Volvo Now Offers Polestar-Reprogrammed AWD to Enable Max Hooning

Sometimes on cold nights, with the countryside iced over, all you wanna do is drift.

New Polestar-developed software introduced by Volvo Cars
New Polestar-developed software introduced by Volvo Cars

Volvo announced Wednesday that it will make a specially-tuned Polestar all-wheel-drive setting available for certain 2019 model year vehicles and beyond.

Buyers of new XC40s, 60-series, and 90-series vehicles will be able to select the Dynamic driving mode or turn off stability control to activate a rear-axle power bias, allowing easier slides. To help you control your slides, this mode also sharpens throttle response, quickens gear shifts, raises shift points, and boosts horsepower output. Though your tires may cry out, your warranty won't, as this is a manufacturer-approved upgrade.

Volvo

2019 Volvo XC40
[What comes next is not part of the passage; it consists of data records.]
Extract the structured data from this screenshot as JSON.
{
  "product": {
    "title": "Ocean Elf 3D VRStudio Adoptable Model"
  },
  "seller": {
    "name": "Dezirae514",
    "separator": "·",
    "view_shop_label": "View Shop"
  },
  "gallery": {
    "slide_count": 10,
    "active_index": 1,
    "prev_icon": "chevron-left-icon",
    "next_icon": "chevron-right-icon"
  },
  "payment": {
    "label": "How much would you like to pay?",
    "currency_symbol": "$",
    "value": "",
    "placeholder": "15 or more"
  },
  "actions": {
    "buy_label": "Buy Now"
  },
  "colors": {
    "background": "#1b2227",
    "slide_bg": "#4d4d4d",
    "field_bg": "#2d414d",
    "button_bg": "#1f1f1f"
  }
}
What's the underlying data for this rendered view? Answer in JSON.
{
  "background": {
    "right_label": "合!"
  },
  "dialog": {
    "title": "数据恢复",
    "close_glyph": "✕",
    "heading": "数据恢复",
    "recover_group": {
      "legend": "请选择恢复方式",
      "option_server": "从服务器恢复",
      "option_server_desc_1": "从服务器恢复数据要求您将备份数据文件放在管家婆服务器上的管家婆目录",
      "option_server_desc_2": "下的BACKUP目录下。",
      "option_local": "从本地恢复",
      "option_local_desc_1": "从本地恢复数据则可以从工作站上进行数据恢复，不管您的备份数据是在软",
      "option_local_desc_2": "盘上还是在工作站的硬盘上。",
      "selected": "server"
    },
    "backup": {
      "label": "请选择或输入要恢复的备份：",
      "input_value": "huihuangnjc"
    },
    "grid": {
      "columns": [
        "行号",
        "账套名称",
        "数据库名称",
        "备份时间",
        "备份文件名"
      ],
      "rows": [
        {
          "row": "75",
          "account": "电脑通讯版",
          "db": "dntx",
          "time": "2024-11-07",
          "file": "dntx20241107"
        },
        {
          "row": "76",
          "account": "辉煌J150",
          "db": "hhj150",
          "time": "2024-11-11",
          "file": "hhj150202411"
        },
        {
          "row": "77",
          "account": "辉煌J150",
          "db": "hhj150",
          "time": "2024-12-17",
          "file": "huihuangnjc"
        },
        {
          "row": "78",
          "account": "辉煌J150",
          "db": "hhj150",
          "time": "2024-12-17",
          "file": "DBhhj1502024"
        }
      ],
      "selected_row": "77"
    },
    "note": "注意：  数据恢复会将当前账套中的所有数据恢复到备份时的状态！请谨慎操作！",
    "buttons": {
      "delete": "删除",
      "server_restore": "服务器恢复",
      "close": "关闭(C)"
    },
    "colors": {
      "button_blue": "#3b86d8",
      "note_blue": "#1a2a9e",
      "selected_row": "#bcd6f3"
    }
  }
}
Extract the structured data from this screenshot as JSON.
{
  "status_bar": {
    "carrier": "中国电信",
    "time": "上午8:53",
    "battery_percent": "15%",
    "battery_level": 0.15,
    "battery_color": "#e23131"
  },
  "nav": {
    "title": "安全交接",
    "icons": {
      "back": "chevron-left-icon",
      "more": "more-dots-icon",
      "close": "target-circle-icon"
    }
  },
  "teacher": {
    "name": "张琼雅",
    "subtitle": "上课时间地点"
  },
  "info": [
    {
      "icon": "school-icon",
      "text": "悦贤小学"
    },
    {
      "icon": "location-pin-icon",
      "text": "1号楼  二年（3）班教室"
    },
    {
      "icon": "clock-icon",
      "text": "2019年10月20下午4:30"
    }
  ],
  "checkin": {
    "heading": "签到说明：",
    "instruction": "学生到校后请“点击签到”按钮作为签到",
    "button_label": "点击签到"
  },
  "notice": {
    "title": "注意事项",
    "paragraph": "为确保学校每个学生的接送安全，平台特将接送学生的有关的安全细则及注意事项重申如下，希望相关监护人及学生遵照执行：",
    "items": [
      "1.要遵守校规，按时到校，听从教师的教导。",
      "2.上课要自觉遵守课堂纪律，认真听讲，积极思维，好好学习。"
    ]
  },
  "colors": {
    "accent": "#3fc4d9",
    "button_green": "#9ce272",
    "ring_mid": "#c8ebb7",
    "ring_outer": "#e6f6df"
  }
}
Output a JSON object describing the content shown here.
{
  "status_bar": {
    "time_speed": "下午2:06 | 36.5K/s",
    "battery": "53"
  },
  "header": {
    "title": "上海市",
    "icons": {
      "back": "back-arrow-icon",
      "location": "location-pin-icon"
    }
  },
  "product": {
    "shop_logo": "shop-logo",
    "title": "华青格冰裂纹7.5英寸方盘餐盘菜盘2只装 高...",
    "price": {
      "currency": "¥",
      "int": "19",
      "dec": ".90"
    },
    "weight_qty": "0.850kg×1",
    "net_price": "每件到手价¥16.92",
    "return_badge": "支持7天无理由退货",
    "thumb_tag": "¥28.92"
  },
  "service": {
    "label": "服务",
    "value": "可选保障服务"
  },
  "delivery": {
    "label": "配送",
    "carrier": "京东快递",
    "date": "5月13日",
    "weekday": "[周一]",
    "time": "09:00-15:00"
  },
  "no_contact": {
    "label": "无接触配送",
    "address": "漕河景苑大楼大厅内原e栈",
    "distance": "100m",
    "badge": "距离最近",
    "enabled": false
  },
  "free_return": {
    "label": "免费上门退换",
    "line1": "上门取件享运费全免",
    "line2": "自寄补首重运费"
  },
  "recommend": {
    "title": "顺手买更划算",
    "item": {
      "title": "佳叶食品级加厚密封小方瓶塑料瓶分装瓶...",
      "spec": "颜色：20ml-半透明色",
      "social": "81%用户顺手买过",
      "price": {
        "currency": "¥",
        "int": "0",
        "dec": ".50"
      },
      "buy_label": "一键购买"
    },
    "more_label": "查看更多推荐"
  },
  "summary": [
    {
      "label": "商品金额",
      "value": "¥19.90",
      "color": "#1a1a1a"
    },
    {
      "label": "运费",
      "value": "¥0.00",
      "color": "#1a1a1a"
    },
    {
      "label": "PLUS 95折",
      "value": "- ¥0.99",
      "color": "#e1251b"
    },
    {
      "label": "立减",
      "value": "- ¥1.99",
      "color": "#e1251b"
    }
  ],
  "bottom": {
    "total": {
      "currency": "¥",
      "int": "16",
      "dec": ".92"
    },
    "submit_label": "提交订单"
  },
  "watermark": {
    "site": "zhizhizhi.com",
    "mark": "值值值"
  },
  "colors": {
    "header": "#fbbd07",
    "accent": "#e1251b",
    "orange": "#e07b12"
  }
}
This feature is available effective immediately for both gasoline- and diesel-powered variants of all the above vehicles, though not plug-in hybrids (T6 and T8 variants included), as they have electrically-driven rear axles. It does not replace or add any driving settings, merely refining the Dynamic setting, according to a statement issued by a Volvo spokesperson to The Drive. They also confirmed that this software upgrade can be installed at any time, be it on delivery or when coming in for service, and that a similar system is in development for previous model year Volvos; the availability for such system will be announced at a later date.

"We are always fine-tuning the driving experience of Volvo cars and this upgrade makes the all-wheel-drive both smoother and more dynamic," stated Henrik Green, senior vice president of R&D at Volvo Cars, in the automaker's press release on the feature.

Self-confident drivers who intend to drive with this setting active 24/7 should take heed of the last vehicle to offer a similar feature. The Ford Focus RS's "drift mode" allowed sideways action with ease, but wouldn't save your keister if you hamfisted a drift. Should they ignore this lesson and crash their car anyway, they'll be in good hands—Volvo's reputation for safety isn't underserved.